Support in your own way

There is no right or wrong to helping others

By Lauren Lukens, Editor-In-Chief.

By Lauren Lukens, Editor-In-Chief

From Black Friday shopping to filling up on sweets, the holiday season can bring out the “gimme-gimme” attitude. While some, including myself, are fortunate to wake up to a variety of presents under a lit-up Christmas tree or partake in a different holiday tradition, others are grateful for a warm meal on the table.

When relaxing in a warm home with the company of family and friends, be considered lucky—some as close as metro Detroit will be hungry and alone. This year, set aside time to think of others who may be less fortunate with one of the following ideas, or come up with a service on your own:

• Because there is always a high demand of blood to suffice the lives of the sick and injured, giving blood is the perfect way to help others. If one has never given blood, it is recommended to make an appointment. Approximately two hours of one’s time could save a life.

• While the digital age makes it easy to send someone a quick text, email or Facebook post, taking the time to write old-fashioned notes on holiday cards is meaningful and can make peoples’ day. Add a recent photo to make it more personal. Also, while making them, create a few extra and drop them off to a nursing home, hospital or hospice center for those without families. One can also contact their local American Red Cross for information about making cards for military, veterans and families in their community.

• Make days by delivering warm meals for those who are unable to get food themselves. Meals on Wheels is a great way to give back to the community. According to mowaa. org, “The tireless work of these programs—supported by a dedicated army of 2 million volunteers—delivers a nutritious meal, a warm smile and a safety check that helps keep 2.5 million seniors healthy, safe and living independently in their own homes each year.”

• Those who naturally cook delicious food, are proficient at cleaning, like to decorate or just want to help the less fortunate, working at a soup kitchen is an easy, thoughtful way to give back. Many churches and schools organize regular trips to local soup kitchens, and all members of the community are welcome to join Schoolcraft’s Phi Theta Kappa at St. Leo’s Soup Kitchen in Detroit every month.
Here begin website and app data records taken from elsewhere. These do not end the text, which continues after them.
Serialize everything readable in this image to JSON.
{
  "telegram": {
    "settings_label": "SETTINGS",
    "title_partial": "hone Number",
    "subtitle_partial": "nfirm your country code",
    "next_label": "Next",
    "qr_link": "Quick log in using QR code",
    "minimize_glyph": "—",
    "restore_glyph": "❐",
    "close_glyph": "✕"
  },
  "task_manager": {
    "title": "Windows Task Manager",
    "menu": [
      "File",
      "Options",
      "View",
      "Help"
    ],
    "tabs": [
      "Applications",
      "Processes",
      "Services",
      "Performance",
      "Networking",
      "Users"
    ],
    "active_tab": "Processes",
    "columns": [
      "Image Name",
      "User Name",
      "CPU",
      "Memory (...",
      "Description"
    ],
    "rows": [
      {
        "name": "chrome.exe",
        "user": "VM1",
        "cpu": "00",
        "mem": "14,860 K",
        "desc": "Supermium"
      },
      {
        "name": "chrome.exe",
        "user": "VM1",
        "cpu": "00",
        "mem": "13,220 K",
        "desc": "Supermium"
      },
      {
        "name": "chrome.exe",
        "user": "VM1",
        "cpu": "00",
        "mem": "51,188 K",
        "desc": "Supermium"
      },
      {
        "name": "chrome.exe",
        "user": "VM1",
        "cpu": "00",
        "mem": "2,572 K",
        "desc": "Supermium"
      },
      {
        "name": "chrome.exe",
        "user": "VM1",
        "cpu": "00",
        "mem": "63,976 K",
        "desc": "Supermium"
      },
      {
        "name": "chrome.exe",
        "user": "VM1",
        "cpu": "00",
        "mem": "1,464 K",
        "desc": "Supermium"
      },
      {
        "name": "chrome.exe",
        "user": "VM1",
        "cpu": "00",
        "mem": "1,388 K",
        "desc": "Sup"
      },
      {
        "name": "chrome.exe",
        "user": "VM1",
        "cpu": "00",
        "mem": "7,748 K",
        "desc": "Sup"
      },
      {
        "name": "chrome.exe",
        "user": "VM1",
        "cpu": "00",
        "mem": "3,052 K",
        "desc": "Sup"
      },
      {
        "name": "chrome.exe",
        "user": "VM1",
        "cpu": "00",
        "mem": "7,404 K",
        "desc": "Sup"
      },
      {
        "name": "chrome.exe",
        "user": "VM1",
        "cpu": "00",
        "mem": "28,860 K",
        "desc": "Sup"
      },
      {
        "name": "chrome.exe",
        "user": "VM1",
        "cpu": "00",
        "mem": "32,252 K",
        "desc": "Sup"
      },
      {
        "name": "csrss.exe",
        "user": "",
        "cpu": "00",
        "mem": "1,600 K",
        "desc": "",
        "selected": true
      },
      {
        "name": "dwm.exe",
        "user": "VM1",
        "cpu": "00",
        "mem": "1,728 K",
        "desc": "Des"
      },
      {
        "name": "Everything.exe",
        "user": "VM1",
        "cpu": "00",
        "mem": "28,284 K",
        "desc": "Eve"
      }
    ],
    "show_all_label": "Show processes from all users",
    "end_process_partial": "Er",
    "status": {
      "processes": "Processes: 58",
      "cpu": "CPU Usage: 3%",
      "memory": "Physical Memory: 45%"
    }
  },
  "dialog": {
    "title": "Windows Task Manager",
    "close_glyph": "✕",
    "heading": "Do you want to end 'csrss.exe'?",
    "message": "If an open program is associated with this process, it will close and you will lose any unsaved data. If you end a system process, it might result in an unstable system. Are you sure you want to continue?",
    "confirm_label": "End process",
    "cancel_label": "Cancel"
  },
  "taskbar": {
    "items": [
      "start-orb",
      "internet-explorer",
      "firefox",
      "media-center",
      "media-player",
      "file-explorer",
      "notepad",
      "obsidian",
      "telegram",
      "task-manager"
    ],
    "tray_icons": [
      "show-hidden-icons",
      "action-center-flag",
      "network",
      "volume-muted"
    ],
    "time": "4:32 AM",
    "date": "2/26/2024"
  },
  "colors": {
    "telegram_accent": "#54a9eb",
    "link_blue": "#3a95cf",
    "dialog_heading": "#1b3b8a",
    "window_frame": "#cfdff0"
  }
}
• If unable to give time or physical work for others due to a crammed schedule, donating canned food or money to Gleaners Food Bank of Southeastern Michigan will feed someone in need. Gleaners distributed 41 million pounds of emergency food to more than 550 partner soup kitchens, shelters and pantries in Wayne, Oakland, Macomb, Livingston and Monroe counties last year, according to gcfb.org. One can also donate to Schoolcraft’s food pantry, located in the Lower Waterman of the VisTaTech Center.

• Humans are not the only ones that are cold and starving during winter. The greatest gift one can give to animals is a warm place to sleep and be loved. Join the In-Home Heroes Animal Foster Program to potentially save a life while simultaneously making a furry friend. There are several animals on the streets that suffer harsh living conditions year-round. Animal lovers over 14-years-old can also volunteer at the Michigan Humane Society directly by applying online.

Whether one helps by giving time, money or a shelter, helping those in need is crucial, especially during the holiday season. If one is feeling like they are unable to get involved because they do not have money to spare, giving time is sometimes the most valuable and humble gift. Similarly, one without time that has excess cash can help by donating to a worthy, reliable cause.

When opening presents on Christmas morning surrounded by family or friends, one needs to remember to be thankful for that they have rather than what they do not have. There are always people alone, starving and cold in every community during the holiday season.